Katie Johnson

Katie Johnson

Katie discovered her local Slow Food chapter in Chicago five years ago while working at a commercial food broker, scratching her head at the gap between the midwest-grown blueberries they sold across the nation and local food markets. She got involved with the Chicago chapter as a blog writer and is now a chapter leader, having taken on many roles over the years, including program manager for the chapter’s food book club. Katie officially added the title of “librarian” to her resume, graduating in May of 2019 with a MSLIS. So it is only fitting that those two worlds collide in establishing Slow Food Books! You can find out more about Katie on her website or instagram @katydid_katiejohnson.
Cedar Schimke

Cedar Schimke

Cedar is a chef, community gardener, farmer, writer, singer, artist. They devour books both fiction and nonfiction that help them imagine emergent worlds. Their favorite ingredients to cook with are chilies, and they love exploring recipes as a way to apprentice themselves to culture, tradition, and place.

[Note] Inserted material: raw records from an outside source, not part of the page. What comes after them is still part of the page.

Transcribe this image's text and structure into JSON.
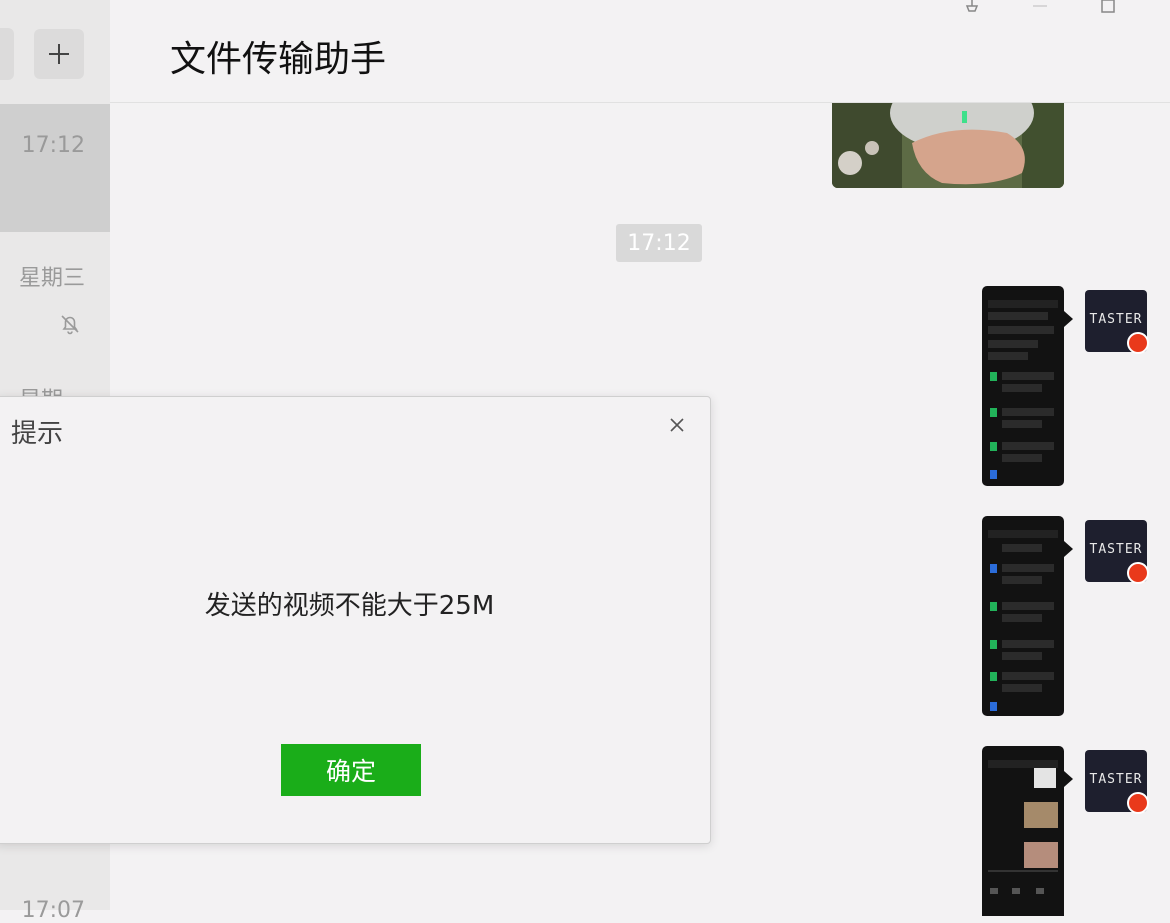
{
  "sidebar": {
    "times": [
      "17:12",
      "星期三",
      "星期一",
      "17:07"
    ]
  },
  "header": {
    "title": "文件传输助手"
  },
  "chat": {
    "timestamp": "17:12",
    "avatar_text": "TASTER"
  },
  "dialog": {
    "title": "提示",
    "message": "发送的视频不能大于25M",
    "ok_label": "确定"
  },
  "colors": {
    "accent_green": "#1aad19",
    "badge_red": "#e9391b",
    "avatar_bg": "#1e1f2e"
  }
}
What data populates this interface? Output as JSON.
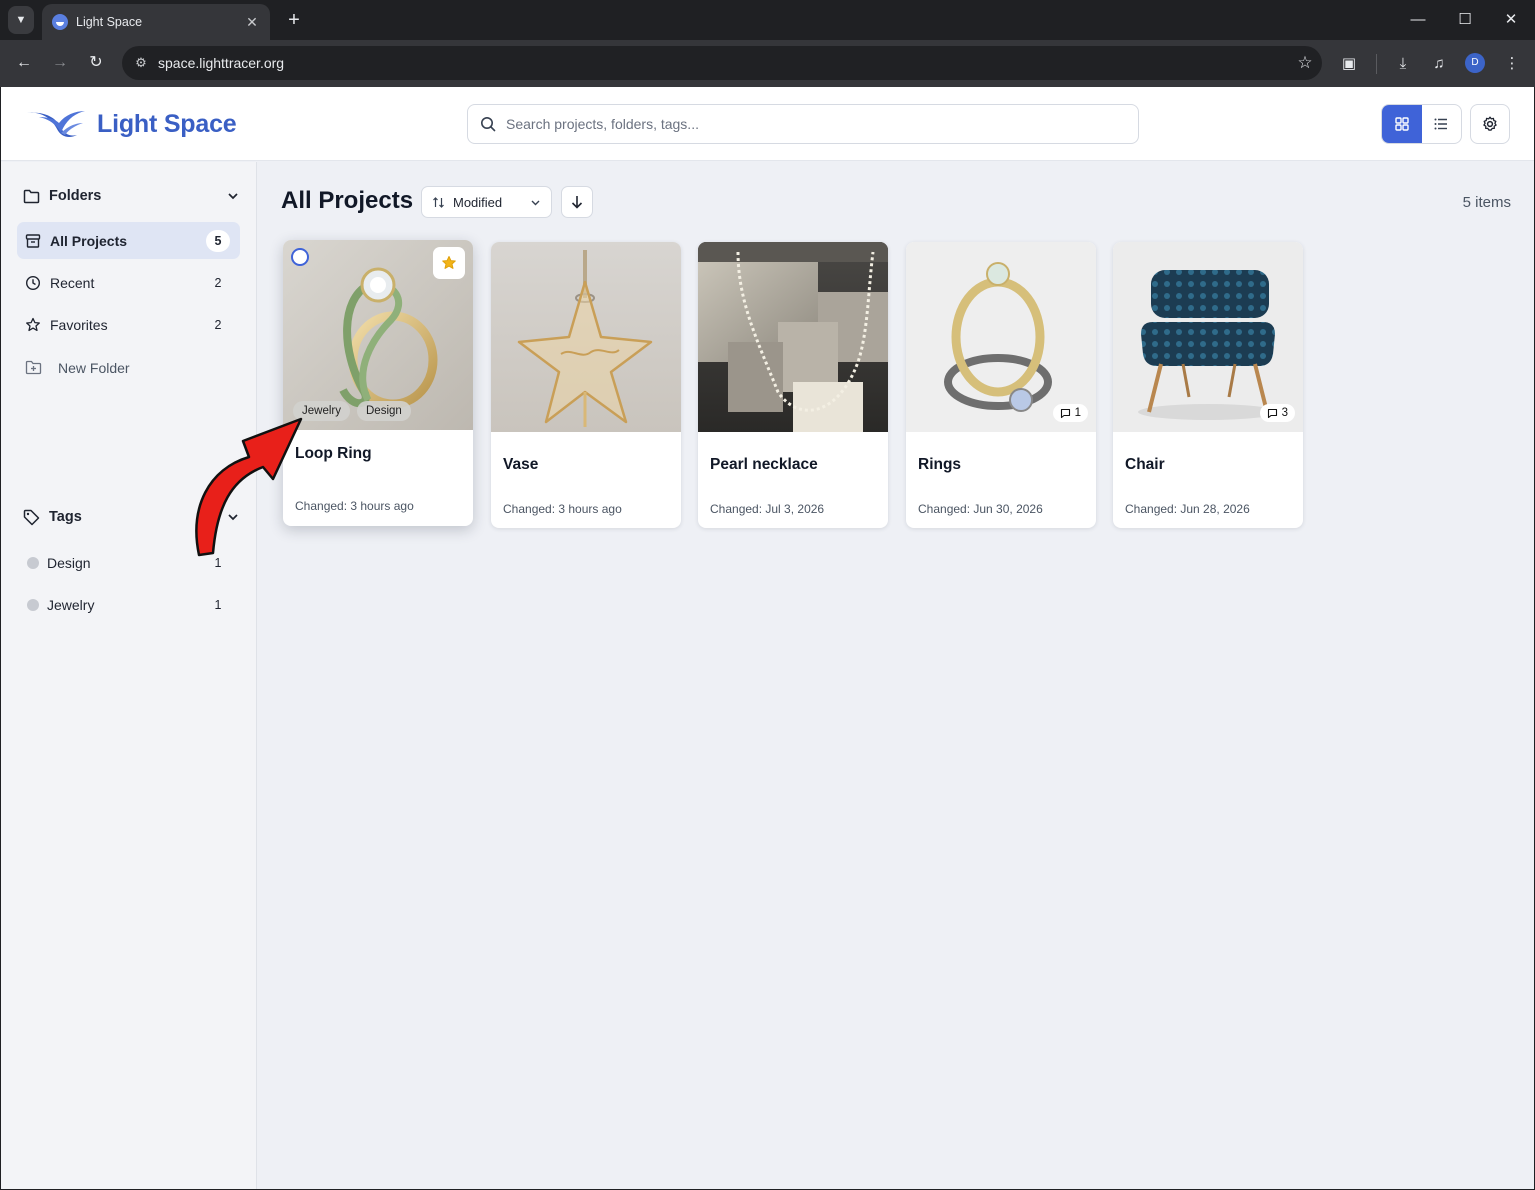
{
  "browser": {
    "tab_title": "Light Space",
    "url": "space.lighttracer.org",
    "profile_initial": "D"
  },
  "app": {
    "brand": "Light Space",
    "search_placeholder": "Search projects, folders, tags...",
    "view_mode": "grid",
    "accent_color": "#3f63d8"
  },
  "sidebar": {
    "folders_header": "Folders",
    "items": [
      {
        "label": "All Projects",
        "count": "5",
        "icon": "archive-icon",
        "active": true
      },
      {
        "label": "Recent",
        "count": "2",
        "icon": "clock-icon"
      },
      {
        "label": "Favorites",
        "count": "2",
        "icon": "star-outline-icon"
      }
    ],
    "new_folder": "New Folder",
    "tags_header": "Tags",
    "tags": [
      {
        "label": "Design",
        "count": "1"
      },
      {
        "label": "Jewelry",
        "count": "1"
      }
    ]
  },
  "main": {
    "title": "All Projects",
    "sort_by": "Modified",
    "sort_direction": "descending",
    "item_count": "5 items",
    "projects": [
      {
        "title": "Loop Ring",
        "changed": "Changed: 3 hours ago",
        "favorite": true,
        "tags": [
          "Jewelry",
          "Design"
        ],
        "comments": null
      },
      {
        "title": "Vase",
        "changed": "Changed: 3 hours ago",
        "favorite": false,
        "tags": [],
        "comments": null
      },
      {
        "title": "Pearl necklace",
        "changed": "Changed: Jul 3, 2026",
        "favorite": false,
        "tags": [],
        "comments": null
      },
      {
        "title": "Rings",
        "changed": "Changed: Jun 30, 2026",
        "favorite": false,
        "tags": [],
        "comments": "1"
      },
      {
        "title": "Chair",
        "changed": "Changed: Jun 28, 2026",
        "favorite": false,
        "tags": [],
        "comments": "3"
      }
    ]
  }
}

Cedar’s favorite genre of book is magical realism, especially when written by folks who use storytelling to offer alternatives to the current systems of hierarchy and dominance.


Margaret Woodruff

Margaret Woodruff

Margaret Woodruff first learned about Slow Food while researching local foods for library programs at her library in Vermont.  Since that time, she has been part of the Slow Food Vermont board and worked to fold Slow Food initiatives into libraries across the state, including Plant-a-Seed gardens at the Charlotte Library where she serves as director.  Books and food seem like such a natural combination!

To get involved in Slow Food Books as a curator or partner, contact books@slowfoodusa.org